--- Data for review ---
▼

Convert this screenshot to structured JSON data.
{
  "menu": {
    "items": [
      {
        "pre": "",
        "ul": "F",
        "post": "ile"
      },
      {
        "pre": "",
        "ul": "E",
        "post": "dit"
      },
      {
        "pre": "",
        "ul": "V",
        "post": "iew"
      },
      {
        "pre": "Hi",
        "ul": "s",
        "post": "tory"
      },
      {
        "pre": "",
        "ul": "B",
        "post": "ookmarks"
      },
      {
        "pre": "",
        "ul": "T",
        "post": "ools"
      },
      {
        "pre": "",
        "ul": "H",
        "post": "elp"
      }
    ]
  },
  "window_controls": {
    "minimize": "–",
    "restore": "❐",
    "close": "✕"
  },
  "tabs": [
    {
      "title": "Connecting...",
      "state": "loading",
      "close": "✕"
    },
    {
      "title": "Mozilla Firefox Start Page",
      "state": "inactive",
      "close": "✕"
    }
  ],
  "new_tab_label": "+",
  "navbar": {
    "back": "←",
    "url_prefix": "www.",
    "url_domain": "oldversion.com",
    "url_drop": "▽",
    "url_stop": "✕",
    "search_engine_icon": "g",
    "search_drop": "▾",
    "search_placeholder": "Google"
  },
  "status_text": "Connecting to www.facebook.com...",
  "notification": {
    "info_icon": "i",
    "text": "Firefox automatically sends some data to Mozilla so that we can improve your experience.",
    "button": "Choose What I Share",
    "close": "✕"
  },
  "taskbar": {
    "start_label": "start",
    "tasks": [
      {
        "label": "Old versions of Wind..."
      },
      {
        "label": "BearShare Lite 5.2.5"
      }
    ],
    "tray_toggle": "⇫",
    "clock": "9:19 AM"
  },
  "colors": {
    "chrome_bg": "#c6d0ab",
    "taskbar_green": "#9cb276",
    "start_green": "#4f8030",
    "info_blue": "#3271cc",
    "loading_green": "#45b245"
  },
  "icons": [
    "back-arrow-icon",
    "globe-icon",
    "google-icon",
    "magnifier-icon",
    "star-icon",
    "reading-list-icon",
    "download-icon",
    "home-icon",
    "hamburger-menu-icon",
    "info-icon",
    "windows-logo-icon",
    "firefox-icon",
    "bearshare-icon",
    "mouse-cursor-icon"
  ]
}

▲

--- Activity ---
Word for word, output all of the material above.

--- Answer to this task ---
Convert this screenshot to structured JSON data.
{
  "menu": {
    "items": [
      {
        "pre": "",
        "ul": "F",
        "post": "ile"
      },
      {
        "pre": "",
        "ul": "E",
        "post": "dit"
      },
      {
        "pre": "",
        "ul": "V",
        "post": "iew"
      },
      {
        "pre": "Hi",
        "ul": "s",
        "post": "tory"
      },
      {
        "pre": "",
        "ul": "B",
        "post": "ookmarks"
      },
      {
        "pre": "",
        "ul": "T",
        "post": "ools"
      },
      {
        "pre": "",
        "ul": "H",
        "post": "elp"
      }
    ]
  },
  "window_controls": {
    "minimize": "–",
    "restore": "❐",
    "close": "✕"
  },
  "tabs": [
    {
      "title": "Connecting...",
      "state": "loading",
      "close": "✕"
    },
    {
      "title": "Mozilla Firefox Start Page",
      "state": "inactive",
      "close": "✕"
    }
  ],
  "new_tab_label": "+",
  "navbar": {
    "back": "←",
    "url_prefix": "www.",
    "url_domain": "oldversion.com",
    "url_drop": "▽",
    "url_stop": "✕",
    "search_engine_icon": "g",
    "search_drop": "▾",
    "search_placeholder": "Google"
  },
  "status_text": "Connecting to www.facebook.com...",
  "notification": {
    "info_icon": "i",
    "text": "Firefox automatically sends some data to Mozilla so that we can improve your experience.",
    "button": "Choose What I Share",
    "close": "✕"
  },
  "taskbar": {
    "start_label": "start",
    "tasks": [
      {
        "label": "Old versions of Wind..."
      },
      {
        "label": "BearShare Lite 5.2.5"
      }
    ],
    "tray_toggle": "⇫",
    "clock": "9:19 AM"
  },
  "colors": {
    "chrome_bg": "#c6d0ab",
    "taskbar_green": "#9cb276",
    "start_green": "#4f8030",
    "info_blue": "#3271cc",
    "loading_green": "#45b245"
  },
  "icons": [
    "back-arrow-icon",
    "globe-icon",
    "google-icon",
    "magnifier-icon",
    "star-icon",
    "reading-list-icon",
    "download-icon",
    "home-icon",
    "hamburger-menu-icon",
    "info-icon",
    "windows-logo-icon",
    "firefox-icon",
    "bearshare-icon",
    "mouse-cursor-icon"
  ]
}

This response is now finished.